◆ **WHAT IS REQUIRED**: This exercise asks for a copy of each line in the records below with the word "text" in it.

◆ **MATERIAL SUPPLIED**:
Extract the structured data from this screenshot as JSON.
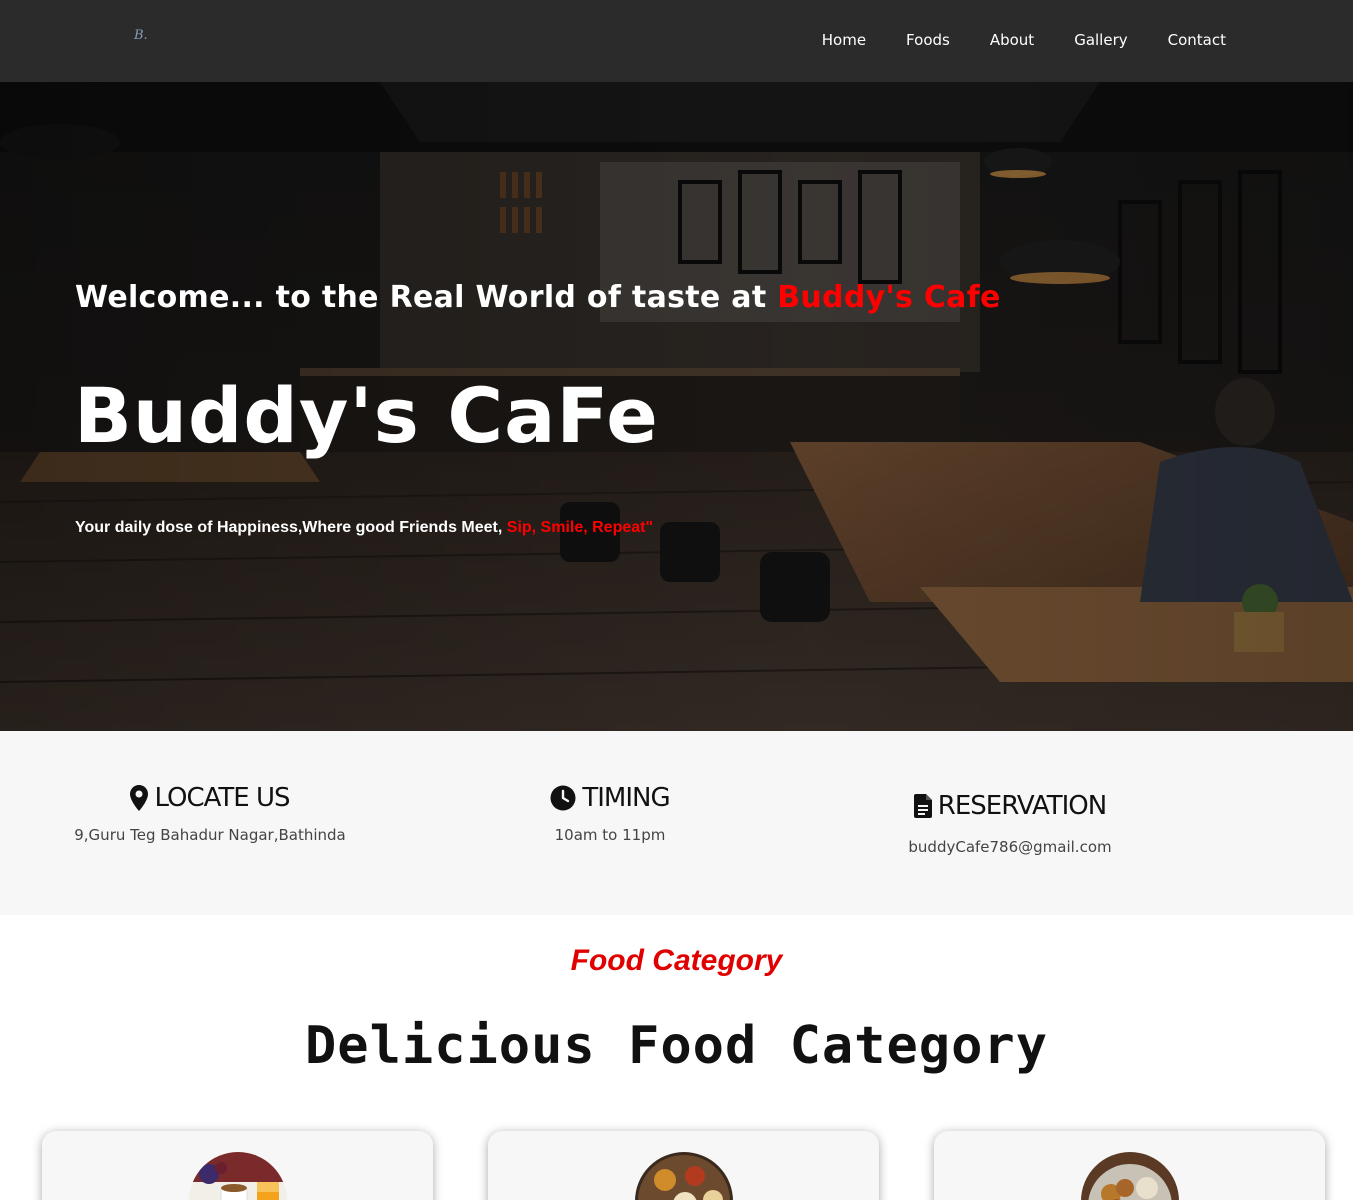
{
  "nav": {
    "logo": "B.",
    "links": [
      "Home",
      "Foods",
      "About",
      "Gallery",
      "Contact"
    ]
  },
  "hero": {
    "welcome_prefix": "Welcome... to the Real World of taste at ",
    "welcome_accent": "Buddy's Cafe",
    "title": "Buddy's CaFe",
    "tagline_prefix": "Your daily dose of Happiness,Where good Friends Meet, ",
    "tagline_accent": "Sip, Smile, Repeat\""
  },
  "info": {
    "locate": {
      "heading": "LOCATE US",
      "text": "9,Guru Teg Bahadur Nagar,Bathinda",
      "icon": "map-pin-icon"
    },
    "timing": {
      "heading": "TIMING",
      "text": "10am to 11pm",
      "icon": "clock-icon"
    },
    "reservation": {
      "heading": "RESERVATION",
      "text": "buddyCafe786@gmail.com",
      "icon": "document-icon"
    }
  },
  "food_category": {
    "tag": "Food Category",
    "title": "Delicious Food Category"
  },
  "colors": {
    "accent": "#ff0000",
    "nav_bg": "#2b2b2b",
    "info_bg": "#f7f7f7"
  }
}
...
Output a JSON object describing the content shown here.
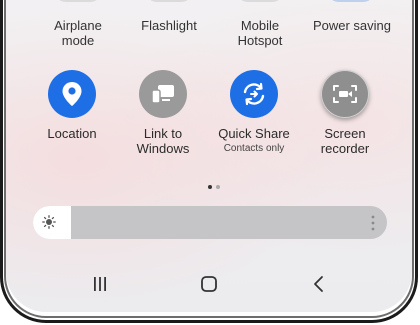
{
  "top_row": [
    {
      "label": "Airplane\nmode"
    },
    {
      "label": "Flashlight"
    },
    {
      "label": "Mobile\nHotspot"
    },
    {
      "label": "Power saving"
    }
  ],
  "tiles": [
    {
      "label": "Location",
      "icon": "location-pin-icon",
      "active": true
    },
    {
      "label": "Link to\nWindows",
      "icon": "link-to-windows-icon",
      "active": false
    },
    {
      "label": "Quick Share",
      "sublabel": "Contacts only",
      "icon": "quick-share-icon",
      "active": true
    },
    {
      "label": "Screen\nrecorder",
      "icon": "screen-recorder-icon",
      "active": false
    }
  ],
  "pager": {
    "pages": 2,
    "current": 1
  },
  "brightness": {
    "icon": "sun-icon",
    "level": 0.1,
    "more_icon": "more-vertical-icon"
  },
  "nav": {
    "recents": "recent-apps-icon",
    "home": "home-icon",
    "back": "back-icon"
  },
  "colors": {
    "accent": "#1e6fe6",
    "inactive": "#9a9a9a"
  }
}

◆ **EXERCISE RESPONSE**:
      "text": "9,Guru Teg Bahadur Nagar,Bathinda",
      "text": "10am to 11pm",
      "text": "buddyCafe786@gmail.com",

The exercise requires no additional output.